■ **TASK DESCRIPTION**
So that the copy matches the original, retype each line of the material below exactly.

■ **RECORD EXTRACTS**
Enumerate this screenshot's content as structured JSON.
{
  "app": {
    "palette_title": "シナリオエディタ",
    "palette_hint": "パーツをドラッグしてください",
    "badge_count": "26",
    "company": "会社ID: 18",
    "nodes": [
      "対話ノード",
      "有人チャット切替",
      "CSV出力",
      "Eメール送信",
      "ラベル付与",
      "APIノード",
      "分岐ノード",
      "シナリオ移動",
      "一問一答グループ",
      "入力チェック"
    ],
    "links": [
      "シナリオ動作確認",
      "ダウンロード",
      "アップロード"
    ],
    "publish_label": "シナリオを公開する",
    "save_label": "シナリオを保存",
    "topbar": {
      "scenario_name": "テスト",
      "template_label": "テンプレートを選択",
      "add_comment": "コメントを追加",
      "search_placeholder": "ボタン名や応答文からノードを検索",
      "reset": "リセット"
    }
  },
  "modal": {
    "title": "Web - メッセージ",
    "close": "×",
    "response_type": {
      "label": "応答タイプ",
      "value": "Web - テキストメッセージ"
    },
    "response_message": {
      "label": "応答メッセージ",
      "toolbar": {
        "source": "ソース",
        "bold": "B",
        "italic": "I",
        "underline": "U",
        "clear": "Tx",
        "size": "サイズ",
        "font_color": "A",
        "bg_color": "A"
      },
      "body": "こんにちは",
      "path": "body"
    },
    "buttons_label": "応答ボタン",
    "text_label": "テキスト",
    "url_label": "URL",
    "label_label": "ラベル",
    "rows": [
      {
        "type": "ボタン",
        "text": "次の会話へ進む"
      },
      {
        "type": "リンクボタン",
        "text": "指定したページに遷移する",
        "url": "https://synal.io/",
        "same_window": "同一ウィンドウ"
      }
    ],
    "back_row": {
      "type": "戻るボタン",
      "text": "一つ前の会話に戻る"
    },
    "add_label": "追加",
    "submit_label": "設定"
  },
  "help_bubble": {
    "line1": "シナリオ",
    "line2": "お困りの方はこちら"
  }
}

■ **FINISHED EXERCISE**
Enumerate this screenshot's content as structured JSON.
{
  "app": {
    "palette_title": "シナリオエディタ",
    "palette_hint": "パーツをドラッグしてください",
    "badge_count": "26",
    "company": "会社ID: 18",
    "nodes": [
      "対話ノード",
      "有人チャット切替",
      "CSV出力",
      "Eメール送信",
      "ラベル付与",
      "APIノード",
      "分岐ノード",
      "シナリオ移動",
      "一問一答グループ",
      "入力チェック"
    ],
    "links": [
      "シナリオ動作確認",
      "ダウンロード",
      "アップロード"
    ],
    "publish_label": "シナリオを公開する",
    "save_label": "シナリオを保存",
    "topbar": {
      "scenario_name": "テスト",
      "template_label": "テンプレートを選択",
      "add_comment": "コメントを追加",
      "search_placeholder": "ボタン名や応答文からノードを検索",
      "reset": "リセット"
    }
  },
  "modal": {
    "title": "Web - メッセージ",
    "close": "×",
    "response_type": {
      "label": "応答タイプ",
      "value": "Web - テキストメッセージ"
    },
    "response_message": {
      "label": "応答メッセージ",
      "toolbar": {
        "source": "ソース",
        "bold": "B",
        "italic": "I",
        "underline": "U",
        "clear": "Tx",
        "size": "サイズ",
        "font_color": "A",
        "bg_color": "A"
      },
      "body": "こんにちは",
      "path": "body"
    },
    "buttons_label": "応答ボタン",
    "text_label": "テキスト",
    "url_label": "URL",
    "label_label": "ラベル",
    "rows": [
      {
        "type": "ボタン",
        "text": "次の会話へ進む"
      },
      {
        "type": "リンクボタン",
        "text": "指定したページに遷移する",
        "url": "https://synal.io/",
        "same_window": "同一ウィンドウ"
      }
    ],
    "back_row": {
      "type": "戻るボタン",
      "text": "一つ前の会話に戻る"
    },
    "add_label": "追加",
    "submit_label": "設定"
  },
  "help_bubble": {
    "line1": "シナリオ",
    "line2": "お困りの方はこちら"
  }
}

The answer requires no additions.